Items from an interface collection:
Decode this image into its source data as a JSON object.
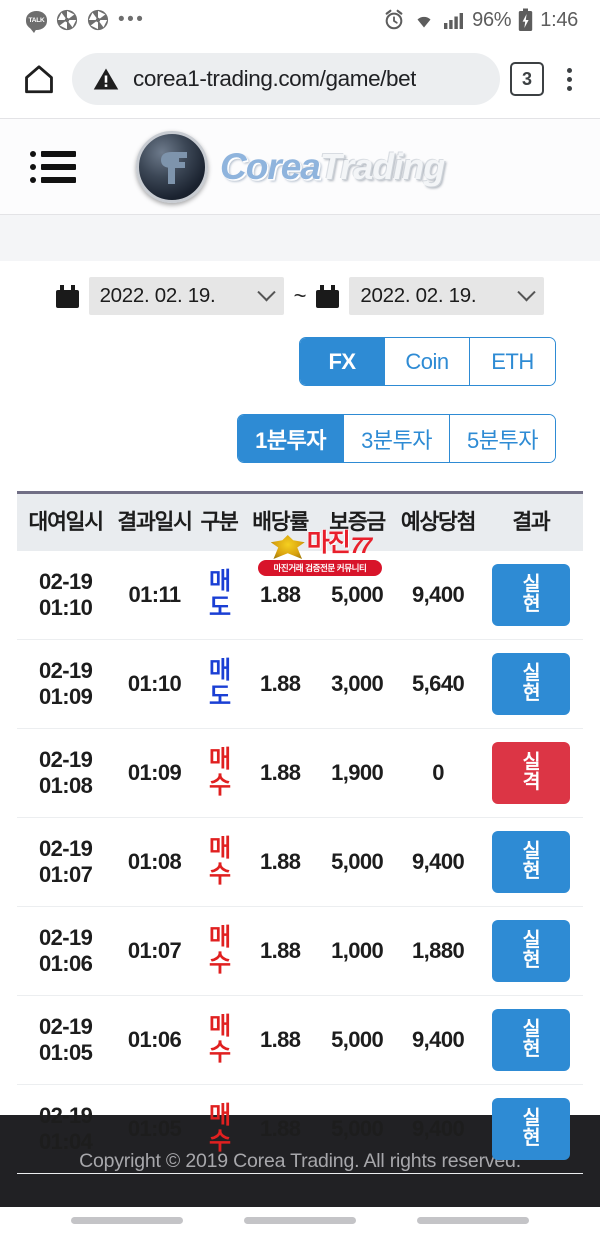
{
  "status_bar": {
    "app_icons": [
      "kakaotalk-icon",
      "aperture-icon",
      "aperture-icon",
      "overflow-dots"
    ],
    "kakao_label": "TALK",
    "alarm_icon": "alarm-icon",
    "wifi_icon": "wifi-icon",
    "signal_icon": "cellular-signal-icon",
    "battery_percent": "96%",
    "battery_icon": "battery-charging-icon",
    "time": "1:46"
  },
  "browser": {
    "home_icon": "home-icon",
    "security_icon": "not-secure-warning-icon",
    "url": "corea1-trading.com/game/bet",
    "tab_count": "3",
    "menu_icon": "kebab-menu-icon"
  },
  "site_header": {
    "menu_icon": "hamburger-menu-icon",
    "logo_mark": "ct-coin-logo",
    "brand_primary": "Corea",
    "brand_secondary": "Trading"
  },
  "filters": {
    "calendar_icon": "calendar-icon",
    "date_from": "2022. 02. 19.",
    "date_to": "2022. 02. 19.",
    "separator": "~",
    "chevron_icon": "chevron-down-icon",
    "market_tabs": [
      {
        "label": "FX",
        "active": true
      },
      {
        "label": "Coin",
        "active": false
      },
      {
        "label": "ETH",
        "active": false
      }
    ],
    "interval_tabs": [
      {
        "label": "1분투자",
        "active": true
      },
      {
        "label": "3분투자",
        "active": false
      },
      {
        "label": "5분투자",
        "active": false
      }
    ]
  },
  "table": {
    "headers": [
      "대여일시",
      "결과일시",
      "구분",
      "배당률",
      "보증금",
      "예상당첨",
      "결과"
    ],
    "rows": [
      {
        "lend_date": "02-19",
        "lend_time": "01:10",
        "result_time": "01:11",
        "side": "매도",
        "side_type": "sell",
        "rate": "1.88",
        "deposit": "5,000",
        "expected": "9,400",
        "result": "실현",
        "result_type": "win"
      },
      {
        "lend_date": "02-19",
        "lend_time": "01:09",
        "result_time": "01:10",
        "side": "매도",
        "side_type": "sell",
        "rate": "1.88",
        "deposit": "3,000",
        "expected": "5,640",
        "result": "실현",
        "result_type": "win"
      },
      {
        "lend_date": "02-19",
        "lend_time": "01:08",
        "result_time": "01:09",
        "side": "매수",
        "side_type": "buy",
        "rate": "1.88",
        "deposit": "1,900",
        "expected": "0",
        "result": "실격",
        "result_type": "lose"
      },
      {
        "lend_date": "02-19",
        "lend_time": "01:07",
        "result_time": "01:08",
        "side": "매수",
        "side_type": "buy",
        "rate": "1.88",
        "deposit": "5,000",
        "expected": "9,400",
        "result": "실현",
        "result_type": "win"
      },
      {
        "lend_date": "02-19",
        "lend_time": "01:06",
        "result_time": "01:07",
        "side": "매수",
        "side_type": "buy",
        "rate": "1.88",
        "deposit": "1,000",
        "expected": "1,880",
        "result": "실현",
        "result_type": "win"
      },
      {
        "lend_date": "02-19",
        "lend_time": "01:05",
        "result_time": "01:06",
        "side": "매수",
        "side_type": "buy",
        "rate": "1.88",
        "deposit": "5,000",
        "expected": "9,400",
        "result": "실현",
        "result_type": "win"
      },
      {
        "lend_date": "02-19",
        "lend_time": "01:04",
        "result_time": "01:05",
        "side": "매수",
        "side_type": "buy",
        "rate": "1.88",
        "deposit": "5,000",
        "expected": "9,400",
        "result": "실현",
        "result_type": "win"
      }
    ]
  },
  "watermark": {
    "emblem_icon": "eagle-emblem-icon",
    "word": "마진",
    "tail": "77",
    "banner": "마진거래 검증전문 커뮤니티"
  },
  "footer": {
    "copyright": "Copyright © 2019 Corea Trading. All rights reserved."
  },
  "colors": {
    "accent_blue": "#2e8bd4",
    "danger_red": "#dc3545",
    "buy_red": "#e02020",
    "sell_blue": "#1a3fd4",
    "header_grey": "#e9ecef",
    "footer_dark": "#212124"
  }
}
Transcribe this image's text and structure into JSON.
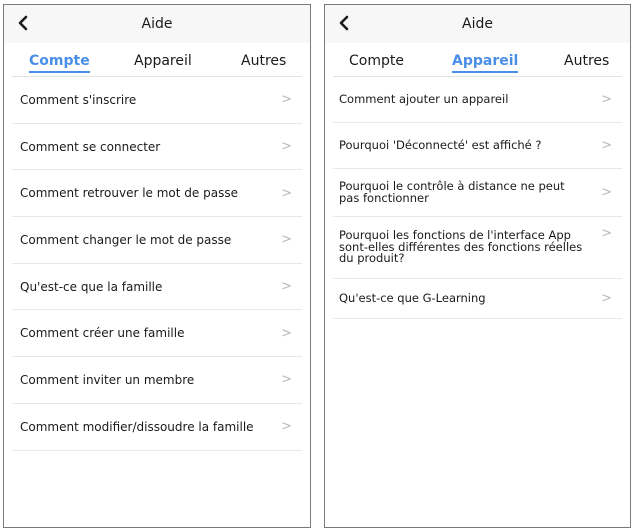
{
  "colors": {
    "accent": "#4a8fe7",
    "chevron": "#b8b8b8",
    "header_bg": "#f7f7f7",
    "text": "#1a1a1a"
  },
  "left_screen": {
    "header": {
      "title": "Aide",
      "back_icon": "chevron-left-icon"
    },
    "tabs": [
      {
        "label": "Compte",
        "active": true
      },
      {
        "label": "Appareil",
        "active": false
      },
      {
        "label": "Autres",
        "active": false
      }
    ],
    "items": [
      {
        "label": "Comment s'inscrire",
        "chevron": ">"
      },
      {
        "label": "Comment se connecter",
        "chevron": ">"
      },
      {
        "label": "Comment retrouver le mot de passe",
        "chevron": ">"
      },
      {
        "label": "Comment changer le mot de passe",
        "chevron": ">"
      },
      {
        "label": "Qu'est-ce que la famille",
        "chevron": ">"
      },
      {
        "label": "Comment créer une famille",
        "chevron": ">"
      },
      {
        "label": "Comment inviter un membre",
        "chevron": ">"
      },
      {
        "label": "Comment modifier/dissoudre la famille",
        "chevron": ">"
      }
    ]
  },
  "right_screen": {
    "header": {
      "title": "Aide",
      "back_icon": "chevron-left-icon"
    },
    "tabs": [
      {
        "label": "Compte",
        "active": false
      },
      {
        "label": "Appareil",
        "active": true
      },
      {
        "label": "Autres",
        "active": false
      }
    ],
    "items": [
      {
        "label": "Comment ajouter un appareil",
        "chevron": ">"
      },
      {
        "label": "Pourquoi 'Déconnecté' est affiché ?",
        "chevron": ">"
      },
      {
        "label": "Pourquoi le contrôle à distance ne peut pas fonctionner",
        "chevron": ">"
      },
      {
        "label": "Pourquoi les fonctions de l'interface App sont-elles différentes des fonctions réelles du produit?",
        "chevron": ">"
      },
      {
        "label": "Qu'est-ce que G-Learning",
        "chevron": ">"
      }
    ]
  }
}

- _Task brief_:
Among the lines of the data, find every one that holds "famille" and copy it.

- _Reply_:
        "label": "Qu'est-ce que la famille",
        "label": "Comment créer une famille",
        "label": "Comment modifier/dissoudre la famille",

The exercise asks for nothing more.